LUBBOCK, TEXAS - DECEMBER 27: A highway worker tries to shield himself while walking to his truck on December 27, 2015 in Lubbock, Texas. Coming on the heels of several strong tornadoes, some northern parts of Texas are experiencing blizzard conditions with wind gusts up to 50 mph and as much as 13 inches of snow forecast. (Photo by John Weast/Getty Images) (Photo : John Weast/ Stringer)
Missouri and New Mexico are currently in a state of emergency.
According to Reuters, terrible storms recently hit the U.S. hard during the Christmas holiday weekend causing floods and tornadoes that killed at least 43 people, destroyed buildings and whipped cars of millions during the busy time or rush hour of the day. The dreadful weather forced the governors of Missouri and New Mexico to declare a state of emergency for their states.
In Missouri, the emergency workers had evacuated their homes and conducted plenty of water rescues during the flood. Their governor Jay Nixon announced on Sunday that at least eight people had been killed and numerous roadways had been closed for safety purposes.
The flash floods caused by the terrible storm killed at least 13 people in Missouri and Illinois.

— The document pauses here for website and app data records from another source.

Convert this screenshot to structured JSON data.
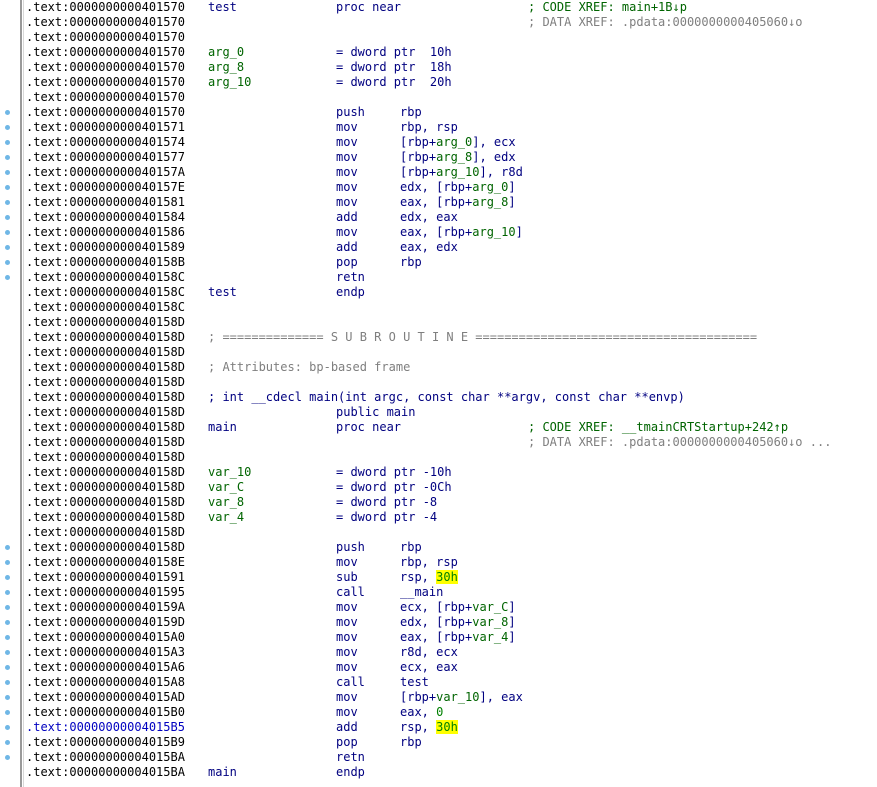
{
  "lines": [
    {
      "addr": ".text:0000000000401570",
      "parts": [
        [
          "label",
          "test",
          "c-blue"
        ],
        [
          "op",
          "proc near",
          "c-blue"
        ],
        [
          "comment",
          "; CODE XREF: main+1B↓p",
          "c-green"
        ]
      ]
    },
    {
      "addr": ".text:0000000000401570",
      "parts": [
        [
          "comment",
          "; DATA XREF: .pdata:0000000000405060↓o",
          "c-gray"
        ]
      ]
    },
    {
      "addr": ".text:0000000000401570",
      "parts": []
    },
    {
      "addr": ".text:0000000000401570",
      "parts": [
        [
          "label",
          "arg_0",
          "c-green"
        ],
        [
          "op",
          "= dword ptr  10h",
          "c-blue"
        ]
      ]
    },
    {
      "addr": ".text:0000000000401570",
      "parts": [
        [
          "label",
          "arg_8",
          "c-green"
        ],
        [
          "op",
          "= dword ptr  18h",
          "c-blue"
        ]
      ]
    },
    {
      "addr": ".text:0000000000401570",
      "parts": [
        [
          "label",
          "arg_10",
          "c-green"
        ],
        [
          "op",
          "= dword ptr  20h",
          "c-blue"
        ]
      ]
    },
    {
      "addr": ".text:0000000000401570",
      "parts": []
    },
    {
      "addr": ".text:0000000000401570",
      "dot": true,
      "parts": [
        [
          "op",
          "push",
          "c-blue"
        ],
        [
          "arg",
          "rbp",
          "c-blue"
        ]
      ]
    },
    {
      "addr": ".text:0000000000401571",
      "dot": true,
      "parts": [
        [
          "op",
          "mov",
          "c-blue"
        ],
        [
          "arg",
          "rbp, rsp",
          "c-blue"
        ]
      ]
    },
    {
      "addr": ".text:0000000000401574",
      "dot": true,
      "parts": [
        [
          "op",
          "mov",
          "c-blue"
        ],
        [
          "argrich",
          [
            [
              "[rbp+",
              "c-blue"
            ],
            [
              "arg_0",
              "c-green"
            ],
            [
              "], ecx",
              "c-blue"
            ]
          ]
        ]
      ]
    },
    {
      "addr": ".text:0000000000401577",
      "dot": true,
      "parts": [
        [
          "op",
          "mov",
          "c-blue"
        ],
        [
          "argrich",
          [
            [
              "[rbp+",
              "c-blue"
            ],
            [
              "arg_8",
              "c-green"
            ],
            [
              "], edx",
              "c-blue"
            ]
          ]
        ]
      ]
    },
    {
      "addr": ".text:000000000040157A",
      "dot": true,
      "parts": [
        [
          "op",
          "mov",
          "c-blue"
        ],
        [
          "argrich",
          [
            [
              "[rbp+",
              "c-blue"
            ],
            [
              "arg_10",
              "c-green"
            ],
            [
              "], r8d",
              "c-blue"
            ]
          ]
        ]
      ]
    },
    {
      "addr": ".text:000000000040157E",
      "dot": true,
      "parts": [
        [
          "op",
          "mov",
          "c-blue"
        ],
        [
          "argrich",
          [
            [
              "edx, [rbp+",
              "c-blue"
            ],
            [
              "arg_0",
              "c-green"
            ],
            [
              "]",
              "c-blue"
            ]
          ]
        ]
      ]
    },
    {
      "addr": ".text:0000000000401581",
      "dot": true,
      "parts": [
        [
          "op",
          "mov",
          "c-blue"
        ],
        [
          "argrich",
          [
            [
              "eax, [rbp+",
              "c-blue"
            ],
            [
              "arg_8",
              "c-green"
            ],
            [
              "]",
              "c-blue"
            ]
          ]
        ]
      ]
    },
    {
      "addr": ".text:0000000000401584",
      "dot": true,
      "parts": [
        [
          "op",
          "add",
          "c-blue"
        ],
        [
          "arg",
          "edx, eax",
          "c-blue"
        ]
      ]
    },
    {
      "addr": ".text:0000000000401586",
      "dot": true,
      "parts": [
        [
          "op",
          "mov",
          "c-blue"
        ],
        [
          "argrich",
          [
            [
              "eax, [rbp+",
              "c-blue"
            ],
            [
              "arg_10",
              "c-green"
            ],
            [
              "]",
              "c-blue"
            ]
          ]
        ]
      ]
    },
    {
      "addr": ".text:0000000000401589",
      "dot": true,
      "parts": [
        [
          "op",
          "add",
          "c-blue"
        ],
        [
          "arg",
          "eax, edx",
          "c-blue"
        ]
      ]
    },
    {
      "addr": ".text:000000000040158B",
      "dot": true,
      "parts": [
        [
          "op",
          "pop",
          "c-blue"
        ],
        [
          "arg",
          "rbp",
          "c-blue"
        ]
      ]
    },
    {
      "addr": ".text:000000000040158C",
      "dot": true,
      "parts": [
        [
          "op",
          "retn",
          "c-blue"
        ]
      ]
    },
    {
      "addr": ".text:000000000040158C",
      "parts": [
        [
          "label",
          "test",
          "c-blue"
        ],
        [
          "op",
          "endp",
          "c-blue"
        ]
      ]
    },
    {
      "addr": ".text:000000000040158C",
      "parts": []
    },
    {
      "addr": ".text:000000000040158D",
      "parts": []
    },
    {
      "addr": ".text:000000000040158D",
      "parts": [
        [
          "full",
          "; ============== S U B R O U T I N E =======================================",
          "c-gray"
        ]
      ]
    },
    {
      "addr": ".text:000000000040158D",
      "parts": []
    },
    {
      "addr": ".text:000000000040158D",
      "parts": [
        [
          "full",
          "; Attributes: bp-based frame",
          "c-gray"
        ]
      ]
    },
    {
      "addr": ".text:000000000040158D",
      "parts": []
    },
    {
      "addr": ".text:000000000040158D",
      "parts": [
        [
          "full",
          "; int __cdecl main(int argc, const char **argv, const char **envp)",
          "c-blue"
        ]
      ]
    },
    {
      "addr": ".text:000000000040158D",
      "parts": [
        [
          "op",
          "public main",
          "c-blue"
        ]
      ]
    },
    {
      "addr": ".text:000000000040158D",
      "parts": [
        [
          "label",
          "main",
          "c-blue"
        ],
        [
          "op",
          "proc near",
          "c-blue"
        ],
        [
          "comment",
          "; CODE XREF: __tmainCRTStartup+242↑p",
          "c-green"
        ]
      ]
    },
    {
      "addr": ".text:000000000040158D",
      "parts": [
        [
          "comment",
          "; DATA XREF: .pdata:0000000000405060↓o ...",
          "c-gray"
        ]
      ]
    },
    {
      "addr": ".text:000000000040158D",
      "parts": []
    },
    {
      "addr": ".text:000000000040158D",
      "parts": [
        [
          "label",
          "var_10",
          "c-green"
        ],
        [
          "op",
          "= dword ptr -10h",
          "c-blue"
        ]
      ]
    },
    {
      "addr": ".text:000000000040158D",
      "parts": [
        [
          "label",
          "var_C",
          "c-green"
        ],
        [
          "op",
          "= dword ptr -0Ch",
          "c-blue"
        ]
      ]
    },
    {
      "addr": ".text:000000000040158D",
      "parts": [
        [
          "label",
          "var_8",
          "c-green"
        ],
        [
          "op",
          "= dword ptr -8",
          "c-blue"
        ]
      ]
    },
    {
      "addr": ".text:000000000040158D",
      "parts": [
        [
          "label",
          "var_4",
          "c-green"
        ],
        [
          "op",
          "= dword ptr -4",
          "c-blue"
        ]
      ]
    },
    {
      "addr": ".text:000000000040158D",
      "parts": []
    },
    {
      "addr": ".text:000000000040158D",
      "dot": true,
      "parts": [
        [
          "op",
          "push",
          "c-blue"
        ],
        [
          "arg",
          "rbp",
          "c-blue"
        ]
      ]
    },
    {
      "addr": ".text:000000000040158E",
      "dot": true,
      "parts": [
        [
          "op",
          "mov",
          "c-blue"
        ],
        [
          "arg",
          "rbp, rsp",
          "c-blue"
        ]
      ]
    },
    {
      "addr": ".text:0000000000401591",
      "dot": true,
      "parts": [
        [
          "op",
          "sub",
          "c-blue"
        ],
        [
          "argrich",
          [
            [
              "rsp, ",
              "c-blue"
            ],
            [
              "30h",
              "hl"
            ]
          ]
        ]
      ]
    },
    {
      "addr": ".text:0000000000401595",
      "dot": true,
      "parts": [
        [
          "op",
          "call",
          "c-blue"
        ],
        [
          "arg",
          "__main",
          "c-blue"
        ]
      ]
    },
    {
      "addr": ".text:000000000040159A",
      "dot": true,
      "parts": [
        [
          "op",
          "mov",
          "c-blue"
        ],
        [
          "argrich",
          [
            [
              "ecx, [rbp+",
              "c-blue"
            ],
            [
              "var_C",
              "c-green"
            ],
            [
              "]",
              "c-blue"
            ]
          ]
        ]
      ]
    },
    {
      "addr": ".text:000000000040159D",
      "dot": true,
      "parts": [
        [
          "op",
          "mov",
          "c-blue"
        ],
        [
          "argrich",
          [
            [
              "edx, [rbp+",
              "c-blue"
            ],
            [
              "var_8",
              "c-green"
            ],
            [
              "]",
              "c-blue"
            ]
          ]
        ]
      ]
    },
    {
      "addr": ".text:00000000004015A0",
      "dot": true,
      "parts": [
        [
          "op",
          "mov",
          "c-blue"
        ],
        [
          "argrich",
          [
            [
              "eax, [rbp+",
              "c-blue"
            ],
            [
              "var_4",
              "c-green"
            ],
            [
              "]",
              "c-blue"
            ]
          ]
        ]
      ]
    },
    {
      "addr": ".text:00000000004015A3",
      "dot": true,
      "parts": [
        [
          "op",
          "mov",
          "c-blue"
        ],
        [
          "arg",
          "r8d, ecx",
          "c-blue"
        ]
      ]
    },
    {
      "addr": ".text:00000000004015A6",
      "dot": true,
      "parts": [
        [
          "op",
          "mov",
          "c-blue"
        ],
        [
          "arg",
          "ecx, eax",
          "c-blue"
        ]
      ]
    },
    {
      "addr": ".text:00000000004015A8",
      "dot": true,
      "parts": [
        [
          "op",
          "call",
          "c-blue"
        ],
        [
          "arg",
          "test",
          "c-blue"
        ]
      ]
    },
    {
      "addr": ".text:00000000004015AD",
      "dot": true,
      "parts": [
        [
          "op",
          "mov",
          "c-blue"
        ],
        [
          "argrich",
          [
            [
              "[rbp+",
              "c-blue"
            ],
            [
              "var_10",
              "c-green"
            ],
            [
              "], eax",
              "c-blue"
            ]
          ]
        ]
      ]
    },
    {
      "addr": ".text:00000000004015B0",
      "dot": true,
      "parts": [
        [
          "op",
          "mov",
          "c-blue"
        ],
        [
          "argrich",
          [
            [
              "eax, ",
              "c-blue"
            ],
            [
              "0",
              "c-num"
            ]
          ]
        ]
      ]
    },
    {
      "addr": ".text:00000000004015B5",
      "dot": true,
      "current": true,
      "parts": [
        [
          "op",
          "add",
          "c-blue"
        ],
        [
          "argrich",
          [
            [
              "rsp, ",
              "c-blue"
            ],
            [
              "30h",
              "hl"
            ]
          ]
        ]
      ]
    },
    {
      "addr": ".text:00000000004015B9",
      "dot": true,
      "parts": [
        [
          "op",
          "pop",
          "c-blue"
        ],
        [
          "arg",
          "rbp",
          "c-blue"
        ]
      ]
    },
    {
      "addr": ".text:00000000004015BA",
      "dot": true,
      "parts": [
        [
          "op",
          "retn",
          "c-blue"
        ]
      ]
    },
    {
      "addr": ".text:00000000004015BA",
      "parts": [
        [
          "label",
          "main",
          "c-blue"
        ],
        [
          "op",
          "endp",
          "c-blue"
        ]
      ]
    }
  ]
}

According to The Gazette, at least 11 people were killed in the Dallas area over the Christmas weekend by tornadoes, including one packing winds of up to 200 miles per hour.
The worst-hit area was in Garland, northeast part of Dallas, where eight people were killed, cars blown off highways and homes flattened and whipped, officials said on Sunday.
The twister hit Garland, taking away eight people's lives and blowing the vehicles off highways. 3 more devastating deaths happened in Dallas metropolitan area. Approximately 800 homes may have been damaged.
"It is total devastation. It is a very difficult time to be struck by such a horrible storm the day after Christmas." said the Garland Police spokesman Lieutenant Pedro Barineau.
Another 3 additional tornadoes were seen and reported by the weather service on sunday in Arkansas but they were no reports of any serious casualties.
About 25,000 customers in Texas were without power on Sunday morning, according to local utility companies.
Some parts of Texas, Louisiana, Oklahoma and Mississippi were alerted for tornado watches which indicates that storm is likely and warnings which indicate that storm or storms have been detected. Storms poured two days before Christmas, killing at least 18 people, including 10 in Mississippi.
The National Weather Service issued gloomy weather advisories for large parts of the central United States, including a blizzard warning for parts of New Mexico, Texas, Oklahoma and a flash flood watch stretching from Texas to Indiana.
According to weather channels, tornadoes are often occuring in spring or summer but less likely on winter season. The terrible weather forced the cancellation of almost 1,500 flights in the nation on Sunday, according to tracking service FlightAware.com. Almost half of the canceled flights were in Dallas.